As consumers tiptoe back to casual and fast-casual dining, industry observers think Cracker Barrel and Darden Restaurants may be especially well positioned to stoke their appetites.
But the industry continues to struggle. A new report from Datassential says 10.2% of American restaurants -- almost 80,000 -- have closed for good since the pandemic started. Food trucks have been hardest hit, with 22.5% closing. QSR has been the healthiest, losing just 9.8%.
But while casual and fast-casual entries have fared better than some other categories, they’re still getting pummeled. Another new report, this one from Upserve, a restaurant software company, says that while sales plunged as much as 70% back in March 2020, the category recovered to declines of about 50% by July and closer to 40% in September, then softening again through the fall.
Many have seen improvements in the early months of this year, as restrictions ease and consumers seem eager to spend a little stimulus money.
As experts begin to look beyond the pandemic, Cracker Barrel has caught investor’s attention. Known for restaurants sprinkled beside highways throughout the Southeast, it is expanding. And it’s facing a “decent sales trajectory heading into the summer months,” writes analyst Brian Mullan, an analyst who covers the company for Deutsche Bank.
He initiated coverage of Cracker Barrel this week, issuing a “buy” recommendation. Besides opening more stores, the company also shows potential in its Maple Street Biscuit Company brand, which it bought back in 2019.

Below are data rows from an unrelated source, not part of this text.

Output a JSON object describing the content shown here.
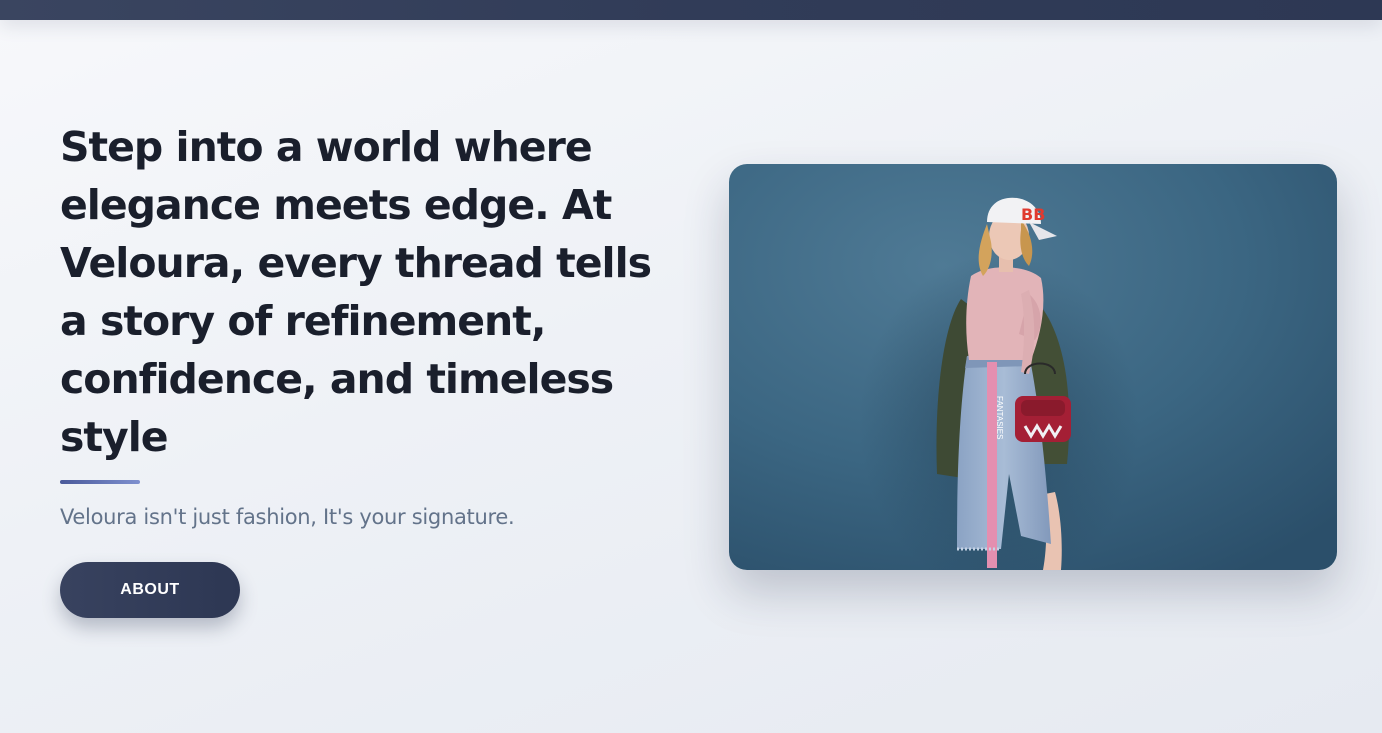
{
  "hero": {
    "headline": "Step into a world where elegance meets edge. At Veloura, every thread tells a story of refinement, confidence, and timeless style",
    "tagline": "Veloura isn't just fashion, It's your signature.",
    "cta_label": "ABOUT"
  },
  "photo": {
    "cap_text": "BB",
    "skirt_text": "FANTASIES",
    "subject": "fashion-model-photo"
  },
  "colors": {
    "topbar": "#313c58",
    "headline": "#1a1f2c",
    "tagline": "#63738a",
    "button": "#333d5a",
    "accent": "#5b6cb0"
  }
}
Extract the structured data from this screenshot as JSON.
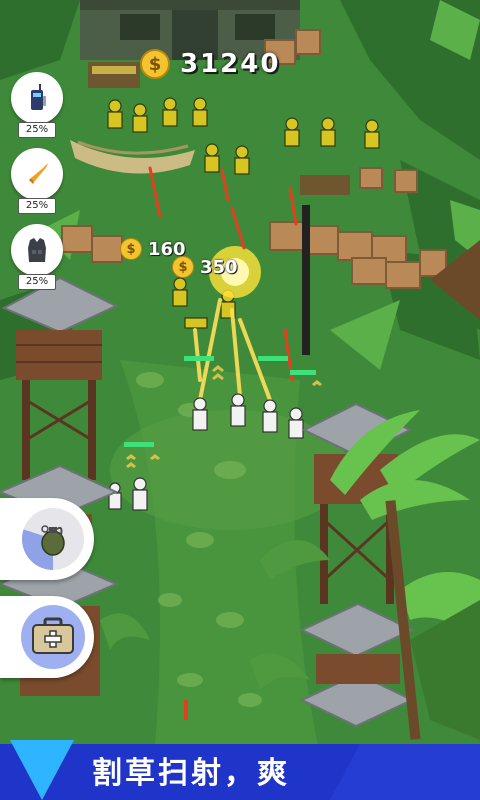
{
  "hud": {
    "coin_icon": "dollar-coin-icon",
    "coins": "31240"
  },
  "rewards": [
    {
      "amount": "160"
    },
    {
      "amount": "350"
    }
  ],
  "upgrades": [
    {
      "icon": "radio-icon",
      "level": "25%"
    },
    {
      "icon": "bullet-icon",
      "level": "25%"
    },
    {
      "icon": "armor-vest-icon",
      "level": "25%"
    }
  ],
  "skills": [
    {
      "icon": "grenade-icon",
      "cooldown_fraction": 0.3
    },
    {
      "icon": "medkit-icon"
    }
  ],
  "banner": {
    "text": "割草扫射，爽",
    "colors": {
      "band": "#1f34c9",
      "triangle": "#2fb4ff"
    }
  },
  "colors": {
    "grass": "#3f8a3a",
    "enemy": "#d7c521",
    "player": "#f2f2f2",
    "crate": "#b98957",
    "tower": "#7a4b2c",
    "roof": "#9da3a8"
  }
}
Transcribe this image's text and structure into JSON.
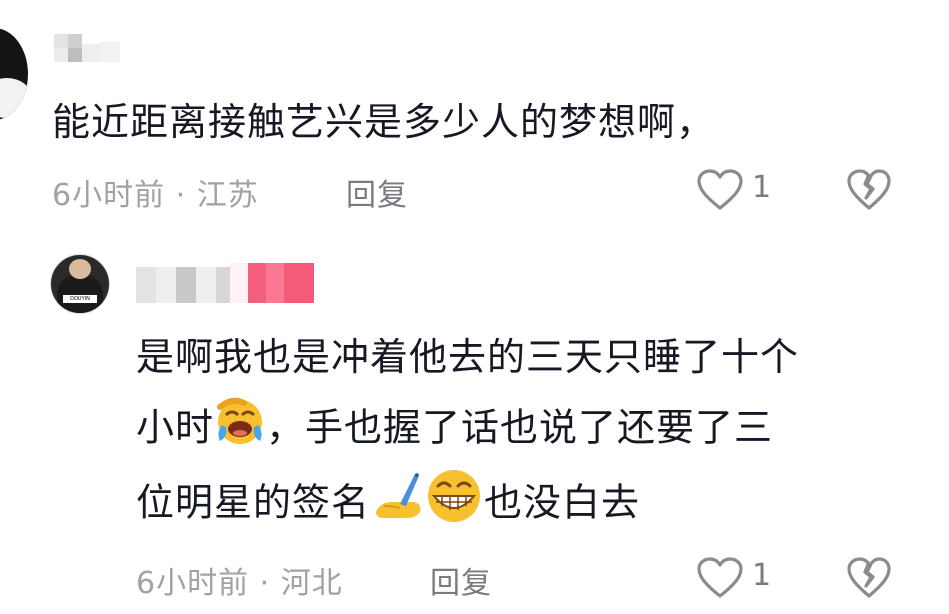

While the Lebanon, Tennessee-based chain hasn’t gotten specific about its expansion plans for Maple Street, “Maple Street Biscuit has the potential to take share of a relatively large full-service family-style category. In theory, Cracker Barrel might be getting started with its Maple Street development push at an opportune time.”
Mullan also thinks it stands to gain new customers from the many failed restaurants. And with 83% of its units along interstate highways, it might profit from the pent-up demand for family road trips.
Possible challenges for the company include its tendency to appeal to older consumers, “who may be more sensitive to COVID-related issues as it pertains to feeling comfortable with the idea of dining indoors, even for a period of widespread vaccinations.”
Darden Restaurants, owner of Olive Garden, LongHorn Steakhouse and the Capital Grille, is also getting some notice. Brian Bittner, an analyst who follows the company for Oppenheimer, reiterated his “Outperform” rating, due to its “operational and strategic positioning as the U.S. reopens.”
While cases are rising again, facing the possibility of further closures, Jack Li, Datassential's CEO, sees progress. "This last year has been one of the toughest the restaurant industry has ever faced," he says in the company’s announcement. "But the good news is that the rate of closures is slowing, and the future is bright for those restaurants who have learned to adapt to the host of new challenges facing them in our new normal."